> _WHAT THE EXERCISE ASKS_
Lines in the listing below may contain the string "name". Say how many do, giving only the number.

[[ SOURCE MATERIAL, beginning ]]

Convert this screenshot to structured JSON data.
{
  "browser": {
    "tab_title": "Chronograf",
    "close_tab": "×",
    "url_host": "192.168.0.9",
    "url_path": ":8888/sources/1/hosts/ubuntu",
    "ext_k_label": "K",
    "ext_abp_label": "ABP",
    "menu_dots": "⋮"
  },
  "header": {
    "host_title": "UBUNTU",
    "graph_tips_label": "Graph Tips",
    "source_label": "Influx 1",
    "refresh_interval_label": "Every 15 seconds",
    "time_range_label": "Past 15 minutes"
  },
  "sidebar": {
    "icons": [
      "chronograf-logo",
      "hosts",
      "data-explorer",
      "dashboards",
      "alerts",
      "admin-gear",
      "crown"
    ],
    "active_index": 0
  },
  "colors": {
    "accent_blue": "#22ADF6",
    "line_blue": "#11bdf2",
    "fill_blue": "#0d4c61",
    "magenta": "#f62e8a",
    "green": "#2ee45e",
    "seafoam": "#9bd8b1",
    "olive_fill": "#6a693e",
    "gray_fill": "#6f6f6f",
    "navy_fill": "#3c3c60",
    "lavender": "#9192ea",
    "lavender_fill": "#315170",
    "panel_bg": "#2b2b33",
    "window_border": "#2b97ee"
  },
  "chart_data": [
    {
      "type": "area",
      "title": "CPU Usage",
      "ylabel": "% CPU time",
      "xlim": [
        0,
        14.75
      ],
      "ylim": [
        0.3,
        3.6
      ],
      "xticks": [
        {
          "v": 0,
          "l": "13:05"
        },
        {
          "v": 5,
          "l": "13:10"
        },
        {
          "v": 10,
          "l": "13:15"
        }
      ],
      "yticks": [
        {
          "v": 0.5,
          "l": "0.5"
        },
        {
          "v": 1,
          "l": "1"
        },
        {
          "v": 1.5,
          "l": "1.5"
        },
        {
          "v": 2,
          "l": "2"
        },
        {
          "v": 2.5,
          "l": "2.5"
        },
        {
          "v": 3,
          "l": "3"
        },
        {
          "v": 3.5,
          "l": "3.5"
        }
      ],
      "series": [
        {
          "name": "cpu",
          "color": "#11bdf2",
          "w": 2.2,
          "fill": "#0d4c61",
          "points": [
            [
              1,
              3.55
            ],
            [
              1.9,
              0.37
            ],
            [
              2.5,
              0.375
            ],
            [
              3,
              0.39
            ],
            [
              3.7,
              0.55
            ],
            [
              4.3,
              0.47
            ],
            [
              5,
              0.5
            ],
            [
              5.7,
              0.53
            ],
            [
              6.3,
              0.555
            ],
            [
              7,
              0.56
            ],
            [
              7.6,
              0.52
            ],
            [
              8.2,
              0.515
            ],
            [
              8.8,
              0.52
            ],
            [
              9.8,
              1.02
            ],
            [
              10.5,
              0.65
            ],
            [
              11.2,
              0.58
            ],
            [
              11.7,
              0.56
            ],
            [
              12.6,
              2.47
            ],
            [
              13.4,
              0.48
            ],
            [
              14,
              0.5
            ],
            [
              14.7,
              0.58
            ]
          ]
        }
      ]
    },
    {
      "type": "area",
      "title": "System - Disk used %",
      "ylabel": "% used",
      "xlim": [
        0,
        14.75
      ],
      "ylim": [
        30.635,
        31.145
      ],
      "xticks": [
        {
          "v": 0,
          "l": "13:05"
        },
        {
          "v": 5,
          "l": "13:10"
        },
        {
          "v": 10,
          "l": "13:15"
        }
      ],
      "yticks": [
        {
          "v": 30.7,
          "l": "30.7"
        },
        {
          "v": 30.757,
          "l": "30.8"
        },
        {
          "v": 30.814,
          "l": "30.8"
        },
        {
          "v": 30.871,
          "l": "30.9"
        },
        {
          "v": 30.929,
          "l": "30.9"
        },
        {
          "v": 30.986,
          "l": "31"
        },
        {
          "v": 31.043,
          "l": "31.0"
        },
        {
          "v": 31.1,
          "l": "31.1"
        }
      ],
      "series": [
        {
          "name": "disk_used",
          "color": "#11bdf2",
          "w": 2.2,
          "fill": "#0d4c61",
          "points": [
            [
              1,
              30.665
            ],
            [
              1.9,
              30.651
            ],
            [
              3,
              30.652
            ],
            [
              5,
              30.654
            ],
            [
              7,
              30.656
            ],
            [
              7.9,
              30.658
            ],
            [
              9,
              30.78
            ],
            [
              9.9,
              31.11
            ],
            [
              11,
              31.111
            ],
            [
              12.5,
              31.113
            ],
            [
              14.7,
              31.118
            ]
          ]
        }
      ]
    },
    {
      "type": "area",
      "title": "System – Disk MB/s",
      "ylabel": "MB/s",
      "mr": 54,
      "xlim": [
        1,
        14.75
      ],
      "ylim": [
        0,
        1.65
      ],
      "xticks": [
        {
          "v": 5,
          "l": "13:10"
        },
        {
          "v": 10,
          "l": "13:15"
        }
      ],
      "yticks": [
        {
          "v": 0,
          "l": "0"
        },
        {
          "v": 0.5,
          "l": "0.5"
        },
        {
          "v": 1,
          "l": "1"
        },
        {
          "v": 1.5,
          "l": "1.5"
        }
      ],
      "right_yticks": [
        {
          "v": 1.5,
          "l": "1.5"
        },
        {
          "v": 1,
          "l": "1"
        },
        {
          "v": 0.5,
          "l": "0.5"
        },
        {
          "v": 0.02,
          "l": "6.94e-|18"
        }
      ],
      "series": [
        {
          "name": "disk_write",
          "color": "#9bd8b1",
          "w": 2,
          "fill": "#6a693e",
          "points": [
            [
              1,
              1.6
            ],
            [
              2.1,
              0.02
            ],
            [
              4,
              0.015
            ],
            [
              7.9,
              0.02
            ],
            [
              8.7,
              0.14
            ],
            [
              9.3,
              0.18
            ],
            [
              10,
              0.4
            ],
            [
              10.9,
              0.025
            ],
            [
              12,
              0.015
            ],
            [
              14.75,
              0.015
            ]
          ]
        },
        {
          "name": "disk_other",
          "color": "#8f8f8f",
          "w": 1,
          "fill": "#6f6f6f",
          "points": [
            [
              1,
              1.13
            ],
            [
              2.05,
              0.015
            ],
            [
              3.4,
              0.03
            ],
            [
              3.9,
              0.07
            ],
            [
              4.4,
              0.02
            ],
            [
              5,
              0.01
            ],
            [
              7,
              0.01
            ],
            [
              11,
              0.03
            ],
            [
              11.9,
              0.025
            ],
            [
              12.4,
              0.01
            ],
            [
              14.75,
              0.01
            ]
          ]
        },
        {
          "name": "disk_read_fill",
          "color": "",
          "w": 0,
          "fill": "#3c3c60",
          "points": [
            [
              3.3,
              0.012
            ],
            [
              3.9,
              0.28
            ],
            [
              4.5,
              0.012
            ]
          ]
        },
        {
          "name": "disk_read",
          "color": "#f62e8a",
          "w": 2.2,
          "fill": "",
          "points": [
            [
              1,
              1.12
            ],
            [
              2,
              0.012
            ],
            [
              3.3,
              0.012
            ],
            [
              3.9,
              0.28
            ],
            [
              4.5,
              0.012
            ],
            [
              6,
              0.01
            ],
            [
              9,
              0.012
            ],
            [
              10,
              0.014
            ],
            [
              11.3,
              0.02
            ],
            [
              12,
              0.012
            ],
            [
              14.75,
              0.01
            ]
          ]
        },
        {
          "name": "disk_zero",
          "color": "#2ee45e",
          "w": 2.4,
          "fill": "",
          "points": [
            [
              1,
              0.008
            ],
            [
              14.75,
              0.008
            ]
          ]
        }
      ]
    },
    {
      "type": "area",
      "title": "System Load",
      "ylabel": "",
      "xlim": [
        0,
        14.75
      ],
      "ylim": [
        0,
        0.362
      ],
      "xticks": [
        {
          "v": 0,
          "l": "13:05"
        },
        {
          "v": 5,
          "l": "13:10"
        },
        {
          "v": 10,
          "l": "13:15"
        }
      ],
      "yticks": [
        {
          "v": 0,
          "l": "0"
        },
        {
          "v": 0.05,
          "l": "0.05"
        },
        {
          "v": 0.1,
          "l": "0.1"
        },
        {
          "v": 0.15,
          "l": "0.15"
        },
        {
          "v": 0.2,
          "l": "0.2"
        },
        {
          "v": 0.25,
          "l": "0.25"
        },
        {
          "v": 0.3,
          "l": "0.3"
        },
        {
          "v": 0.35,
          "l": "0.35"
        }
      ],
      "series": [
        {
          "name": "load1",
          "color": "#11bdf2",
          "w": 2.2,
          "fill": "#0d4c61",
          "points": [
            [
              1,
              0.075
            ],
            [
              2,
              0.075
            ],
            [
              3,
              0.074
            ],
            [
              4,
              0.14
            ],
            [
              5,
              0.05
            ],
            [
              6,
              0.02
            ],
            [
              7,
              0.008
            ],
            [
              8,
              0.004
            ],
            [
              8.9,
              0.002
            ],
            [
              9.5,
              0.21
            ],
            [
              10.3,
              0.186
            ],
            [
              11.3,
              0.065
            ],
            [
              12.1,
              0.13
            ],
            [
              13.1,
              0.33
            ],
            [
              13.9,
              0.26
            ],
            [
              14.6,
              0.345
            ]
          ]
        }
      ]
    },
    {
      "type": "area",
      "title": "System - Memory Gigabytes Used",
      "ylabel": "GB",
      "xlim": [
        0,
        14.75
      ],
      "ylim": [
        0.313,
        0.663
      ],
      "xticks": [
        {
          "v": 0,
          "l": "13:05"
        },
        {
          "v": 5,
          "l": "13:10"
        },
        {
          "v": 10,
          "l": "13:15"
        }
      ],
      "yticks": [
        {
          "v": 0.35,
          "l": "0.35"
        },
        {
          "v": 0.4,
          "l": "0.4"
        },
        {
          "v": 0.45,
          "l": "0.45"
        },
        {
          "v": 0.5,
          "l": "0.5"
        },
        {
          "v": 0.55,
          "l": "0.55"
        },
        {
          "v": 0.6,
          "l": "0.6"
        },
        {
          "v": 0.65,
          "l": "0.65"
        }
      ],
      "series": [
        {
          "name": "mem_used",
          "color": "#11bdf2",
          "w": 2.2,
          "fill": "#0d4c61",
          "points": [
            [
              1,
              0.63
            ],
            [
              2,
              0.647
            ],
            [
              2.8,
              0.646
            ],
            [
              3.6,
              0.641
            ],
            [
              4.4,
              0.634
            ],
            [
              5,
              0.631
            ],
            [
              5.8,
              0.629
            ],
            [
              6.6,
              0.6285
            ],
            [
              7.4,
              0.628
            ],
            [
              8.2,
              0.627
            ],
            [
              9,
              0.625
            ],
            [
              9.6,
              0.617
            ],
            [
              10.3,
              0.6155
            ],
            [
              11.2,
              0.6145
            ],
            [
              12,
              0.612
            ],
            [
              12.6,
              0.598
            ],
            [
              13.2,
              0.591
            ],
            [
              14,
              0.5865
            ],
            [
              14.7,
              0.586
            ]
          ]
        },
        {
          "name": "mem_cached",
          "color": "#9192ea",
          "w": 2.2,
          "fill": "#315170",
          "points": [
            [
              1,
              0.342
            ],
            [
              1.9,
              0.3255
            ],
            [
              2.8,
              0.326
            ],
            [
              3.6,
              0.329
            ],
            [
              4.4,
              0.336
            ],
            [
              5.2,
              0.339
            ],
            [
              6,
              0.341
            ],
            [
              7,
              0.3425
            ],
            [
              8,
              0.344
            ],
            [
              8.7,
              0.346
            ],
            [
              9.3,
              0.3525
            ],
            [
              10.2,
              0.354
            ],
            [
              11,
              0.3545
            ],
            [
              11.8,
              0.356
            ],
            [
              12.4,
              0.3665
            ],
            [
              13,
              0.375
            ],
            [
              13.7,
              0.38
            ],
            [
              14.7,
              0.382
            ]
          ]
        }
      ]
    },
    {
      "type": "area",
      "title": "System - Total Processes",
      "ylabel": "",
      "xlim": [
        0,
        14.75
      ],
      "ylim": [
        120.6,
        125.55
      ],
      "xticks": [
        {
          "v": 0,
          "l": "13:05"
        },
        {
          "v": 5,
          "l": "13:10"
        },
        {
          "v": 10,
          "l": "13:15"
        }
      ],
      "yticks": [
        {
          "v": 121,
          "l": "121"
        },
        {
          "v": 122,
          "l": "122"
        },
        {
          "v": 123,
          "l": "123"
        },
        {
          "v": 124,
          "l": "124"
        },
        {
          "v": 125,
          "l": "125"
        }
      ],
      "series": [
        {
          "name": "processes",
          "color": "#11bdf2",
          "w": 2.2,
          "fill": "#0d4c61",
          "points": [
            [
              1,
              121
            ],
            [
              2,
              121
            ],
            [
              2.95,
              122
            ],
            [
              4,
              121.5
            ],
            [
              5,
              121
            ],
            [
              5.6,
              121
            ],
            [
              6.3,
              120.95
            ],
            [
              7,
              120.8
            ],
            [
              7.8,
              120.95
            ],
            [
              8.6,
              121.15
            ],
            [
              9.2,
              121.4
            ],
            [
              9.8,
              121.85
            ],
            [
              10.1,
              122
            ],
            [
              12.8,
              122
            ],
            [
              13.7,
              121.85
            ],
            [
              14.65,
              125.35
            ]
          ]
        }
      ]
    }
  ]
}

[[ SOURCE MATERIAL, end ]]

> _RESULT FOR THIS TASK_
11